Heavy seas at the outset. A shipwrecked man washes ashore on a deserted island. After acquainting himself with the geography, including a claustrophobic escape from an underwater cavern, he means to set sail by raft. His attempts to leave the island are twice broken up by a mysterious animal in the water. On his third attempt, he discovers the culprit — an enormous red turtle. The raft is destroyed again and the man is distraught. That night, the turtle comes ashore, and the man takes revenge. He smashes the turtle's head with a bamboo stick and turns the creature on its back. Later, overcome with guilt, he tries to feed and shade the turtle, but it has died. To the man's great surprise, the turtle turns into a woman. The man and woman form a life together on the island. They even have a child, who grows and eventually sets out on his own, bound for unknown shores. The couple grows old together.

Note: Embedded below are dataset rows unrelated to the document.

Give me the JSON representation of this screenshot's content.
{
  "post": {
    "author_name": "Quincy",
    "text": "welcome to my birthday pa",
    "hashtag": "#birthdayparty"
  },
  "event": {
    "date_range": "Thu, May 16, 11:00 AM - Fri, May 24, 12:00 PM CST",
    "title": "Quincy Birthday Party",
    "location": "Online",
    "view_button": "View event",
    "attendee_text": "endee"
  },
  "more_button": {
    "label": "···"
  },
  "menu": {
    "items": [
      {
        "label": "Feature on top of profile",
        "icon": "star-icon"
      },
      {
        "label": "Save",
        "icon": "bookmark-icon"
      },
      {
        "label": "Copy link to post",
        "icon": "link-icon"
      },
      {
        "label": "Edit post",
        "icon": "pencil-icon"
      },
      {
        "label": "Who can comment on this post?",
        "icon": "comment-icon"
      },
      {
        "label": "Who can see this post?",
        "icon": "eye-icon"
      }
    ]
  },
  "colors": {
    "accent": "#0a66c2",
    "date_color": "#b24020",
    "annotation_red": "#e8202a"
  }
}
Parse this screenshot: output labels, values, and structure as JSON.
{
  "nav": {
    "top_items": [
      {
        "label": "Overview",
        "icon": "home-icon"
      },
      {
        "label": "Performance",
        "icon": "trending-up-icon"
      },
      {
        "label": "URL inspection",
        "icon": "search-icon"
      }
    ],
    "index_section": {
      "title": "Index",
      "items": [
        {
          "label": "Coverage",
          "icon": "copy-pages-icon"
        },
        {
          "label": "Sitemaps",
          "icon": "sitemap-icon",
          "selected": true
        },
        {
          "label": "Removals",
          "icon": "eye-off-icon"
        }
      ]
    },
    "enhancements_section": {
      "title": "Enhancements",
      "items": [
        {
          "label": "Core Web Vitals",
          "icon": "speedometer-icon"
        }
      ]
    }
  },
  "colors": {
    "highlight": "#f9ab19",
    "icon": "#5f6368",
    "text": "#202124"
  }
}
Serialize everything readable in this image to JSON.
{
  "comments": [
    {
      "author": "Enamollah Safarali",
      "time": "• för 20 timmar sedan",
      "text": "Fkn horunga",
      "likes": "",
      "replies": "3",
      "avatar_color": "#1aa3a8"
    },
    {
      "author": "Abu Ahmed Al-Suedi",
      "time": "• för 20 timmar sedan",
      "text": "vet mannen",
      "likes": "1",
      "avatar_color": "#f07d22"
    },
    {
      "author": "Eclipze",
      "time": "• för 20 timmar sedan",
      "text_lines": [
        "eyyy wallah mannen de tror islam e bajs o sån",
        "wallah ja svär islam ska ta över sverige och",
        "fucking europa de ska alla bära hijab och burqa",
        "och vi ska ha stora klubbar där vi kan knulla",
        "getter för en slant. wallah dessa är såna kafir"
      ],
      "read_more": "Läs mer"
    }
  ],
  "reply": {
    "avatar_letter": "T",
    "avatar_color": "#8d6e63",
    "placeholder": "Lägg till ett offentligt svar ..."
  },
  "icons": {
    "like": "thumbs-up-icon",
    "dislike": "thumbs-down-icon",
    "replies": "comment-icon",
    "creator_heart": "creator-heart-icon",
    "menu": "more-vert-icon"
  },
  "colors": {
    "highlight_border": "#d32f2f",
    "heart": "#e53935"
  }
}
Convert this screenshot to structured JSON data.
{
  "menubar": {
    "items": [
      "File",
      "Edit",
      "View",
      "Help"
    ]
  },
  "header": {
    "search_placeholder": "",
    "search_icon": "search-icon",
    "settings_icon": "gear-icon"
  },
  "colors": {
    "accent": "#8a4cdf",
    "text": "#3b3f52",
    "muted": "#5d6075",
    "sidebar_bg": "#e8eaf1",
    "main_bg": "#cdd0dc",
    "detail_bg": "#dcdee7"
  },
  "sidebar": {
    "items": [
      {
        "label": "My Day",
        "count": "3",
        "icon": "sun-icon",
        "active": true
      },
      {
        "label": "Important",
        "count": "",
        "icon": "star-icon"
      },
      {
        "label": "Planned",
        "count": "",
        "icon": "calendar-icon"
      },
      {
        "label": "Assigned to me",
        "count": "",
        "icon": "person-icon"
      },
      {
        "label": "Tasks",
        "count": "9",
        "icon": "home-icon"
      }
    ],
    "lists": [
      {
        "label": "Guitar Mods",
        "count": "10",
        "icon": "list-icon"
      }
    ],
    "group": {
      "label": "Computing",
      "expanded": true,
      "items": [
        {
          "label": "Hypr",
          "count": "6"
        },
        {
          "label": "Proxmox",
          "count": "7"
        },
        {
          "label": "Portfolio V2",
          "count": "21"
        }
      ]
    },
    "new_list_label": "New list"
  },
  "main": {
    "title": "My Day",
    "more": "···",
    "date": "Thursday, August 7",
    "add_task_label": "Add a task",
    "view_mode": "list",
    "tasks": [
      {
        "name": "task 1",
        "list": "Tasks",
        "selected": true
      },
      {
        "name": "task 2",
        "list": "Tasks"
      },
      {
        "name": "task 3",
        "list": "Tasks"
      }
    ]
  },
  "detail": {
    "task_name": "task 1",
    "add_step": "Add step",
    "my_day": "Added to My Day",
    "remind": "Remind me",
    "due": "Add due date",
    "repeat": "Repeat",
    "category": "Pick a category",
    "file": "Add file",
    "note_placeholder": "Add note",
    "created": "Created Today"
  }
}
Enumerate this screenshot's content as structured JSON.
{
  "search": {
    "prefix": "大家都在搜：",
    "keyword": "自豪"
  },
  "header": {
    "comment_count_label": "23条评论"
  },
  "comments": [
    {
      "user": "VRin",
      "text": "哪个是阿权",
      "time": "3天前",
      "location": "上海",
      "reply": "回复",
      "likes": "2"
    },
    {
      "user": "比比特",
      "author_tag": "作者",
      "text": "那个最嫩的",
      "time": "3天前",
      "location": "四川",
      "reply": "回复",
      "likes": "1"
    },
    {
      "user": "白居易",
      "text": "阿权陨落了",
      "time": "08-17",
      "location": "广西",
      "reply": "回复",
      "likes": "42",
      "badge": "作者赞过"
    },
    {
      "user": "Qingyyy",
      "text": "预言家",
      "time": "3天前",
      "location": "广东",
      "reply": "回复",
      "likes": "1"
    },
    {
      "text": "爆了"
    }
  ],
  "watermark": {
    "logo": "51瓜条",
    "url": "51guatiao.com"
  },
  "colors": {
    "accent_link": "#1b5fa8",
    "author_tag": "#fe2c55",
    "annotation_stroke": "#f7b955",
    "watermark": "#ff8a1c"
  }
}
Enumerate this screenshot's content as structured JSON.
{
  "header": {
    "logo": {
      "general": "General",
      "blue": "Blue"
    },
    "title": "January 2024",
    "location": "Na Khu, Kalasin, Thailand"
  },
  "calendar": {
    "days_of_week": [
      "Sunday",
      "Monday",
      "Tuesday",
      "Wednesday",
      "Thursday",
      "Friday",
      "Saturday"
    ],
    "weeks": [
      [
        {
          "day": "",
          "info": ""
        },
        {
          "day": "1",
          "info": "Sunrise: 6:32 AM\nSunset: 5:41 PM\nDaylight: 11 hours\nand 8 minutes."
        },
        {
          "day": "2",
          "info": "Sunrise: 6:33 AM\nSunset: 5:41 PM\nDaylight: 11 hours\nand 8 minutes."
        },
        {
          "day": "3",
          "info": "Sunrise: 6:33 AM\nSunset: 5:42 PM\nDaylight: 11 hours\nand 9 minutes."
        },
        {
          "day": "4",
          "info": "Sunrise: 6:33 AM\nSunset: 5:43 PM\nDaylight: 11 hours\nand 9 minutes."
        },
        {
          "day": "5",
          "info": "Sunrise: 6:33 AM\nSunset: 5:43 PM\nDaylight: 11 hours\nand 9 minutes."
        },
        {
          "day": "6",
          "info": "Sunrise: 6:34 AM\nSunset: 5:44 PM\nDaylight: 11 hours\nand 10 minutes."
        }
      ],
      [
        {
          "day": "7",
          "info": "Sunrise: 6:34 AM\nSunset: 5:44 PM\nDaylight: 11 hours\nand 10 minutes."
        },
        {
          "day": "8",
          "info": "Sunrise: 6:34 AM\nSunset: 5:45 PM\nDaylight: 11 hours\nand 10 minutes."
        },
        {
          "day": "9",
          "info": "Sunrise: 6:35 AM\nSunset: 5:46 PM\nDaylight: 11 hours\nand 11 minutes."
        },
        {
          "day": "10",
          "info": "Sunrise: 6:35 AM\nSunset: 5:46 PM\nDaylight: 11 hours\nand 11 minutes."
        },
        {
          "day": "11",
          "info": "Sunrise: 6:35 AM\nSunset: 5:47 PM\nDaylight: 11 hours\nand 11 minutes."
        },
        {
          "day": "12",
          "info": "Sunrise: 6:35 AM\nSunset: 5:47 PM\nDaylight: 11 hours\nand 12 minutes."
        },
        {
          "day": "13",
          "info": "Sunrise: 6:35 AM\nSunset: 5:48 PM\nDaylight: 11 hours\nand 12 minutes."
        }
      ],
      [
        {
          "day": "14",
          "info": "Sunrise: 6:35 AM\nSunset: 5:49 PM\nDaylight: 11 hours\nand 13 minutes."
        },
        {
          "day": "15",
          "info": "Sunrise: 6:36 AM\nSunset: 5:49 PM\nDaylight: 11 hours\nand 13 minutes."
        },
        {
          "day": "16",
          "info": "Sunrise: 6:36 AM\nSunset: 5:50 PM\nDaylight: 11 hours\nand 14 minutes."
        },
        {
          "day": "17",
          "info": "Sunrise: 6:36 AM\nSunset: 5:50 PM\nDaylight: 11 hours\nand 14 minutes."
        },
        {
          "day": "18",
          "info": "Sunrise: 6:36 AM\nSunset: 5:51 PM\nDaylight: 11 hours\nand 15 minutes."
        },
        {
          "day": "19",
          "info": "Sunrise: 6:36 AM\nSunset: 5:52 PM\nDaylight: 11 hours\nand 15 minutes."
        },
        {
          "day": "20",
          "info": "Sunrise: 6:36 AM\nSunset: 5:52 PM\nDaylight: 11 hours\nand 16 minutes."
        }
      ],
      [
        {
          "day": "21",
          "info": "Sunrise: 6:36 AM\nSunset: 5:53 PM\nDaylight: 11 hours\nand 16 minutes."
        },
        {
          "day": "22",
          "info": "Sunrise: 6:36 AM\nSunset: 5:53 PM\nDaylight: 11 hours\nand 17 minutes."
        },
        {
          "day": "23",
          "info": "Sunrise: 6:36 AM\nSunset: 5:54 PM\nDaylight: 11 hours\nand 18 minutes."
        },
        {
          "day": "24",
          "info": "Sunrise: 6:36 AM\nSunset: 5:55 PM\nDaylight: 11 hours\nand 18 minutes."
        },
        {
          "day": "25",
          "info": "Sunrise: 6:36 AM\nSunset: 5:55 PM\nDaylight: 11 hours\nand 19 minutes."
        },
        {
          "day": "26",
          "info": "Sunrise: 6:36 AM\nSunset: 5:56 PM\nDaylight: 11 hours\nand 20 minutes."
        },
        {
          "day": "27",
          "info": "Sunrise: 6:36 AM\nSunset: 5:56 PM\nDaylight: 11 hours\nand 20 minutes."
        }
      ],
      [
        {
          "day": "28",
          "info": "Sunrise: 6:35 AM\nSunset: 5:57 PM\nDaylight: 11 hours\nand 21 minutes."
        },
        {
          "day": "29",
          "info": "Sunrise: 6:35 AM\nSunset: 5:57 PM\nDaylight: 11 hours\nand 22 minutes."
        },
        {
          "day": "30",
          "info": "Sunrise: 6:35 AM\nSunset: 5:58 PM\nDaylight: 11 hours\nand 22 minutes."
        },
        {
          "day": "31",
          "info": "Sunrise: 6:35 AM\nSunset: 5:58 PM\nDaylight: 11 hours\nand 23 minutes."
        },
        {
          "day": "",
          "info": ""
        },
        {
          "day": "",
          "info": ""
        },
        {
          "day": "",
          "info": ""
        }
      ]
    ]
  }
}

While the animation is rudimentary by modern standards, the score — with original music by Laurent Perez Del Mar — is magnificent stuff, supplanting a need for dialogue. Keening strings and choral island dirges abound. Not since Titanic have we heard such rich, aquatic splendor in a musical accompaniment.
More importantly, the short, wordless little movie has a hypnotizing effect. It's weird, but unlike last year's Swiss Army Man, which dealt with similar themes — in my mind brilliantly and movingly, if zanily — this one presents a more accessible allegory, a warmer and more universal end.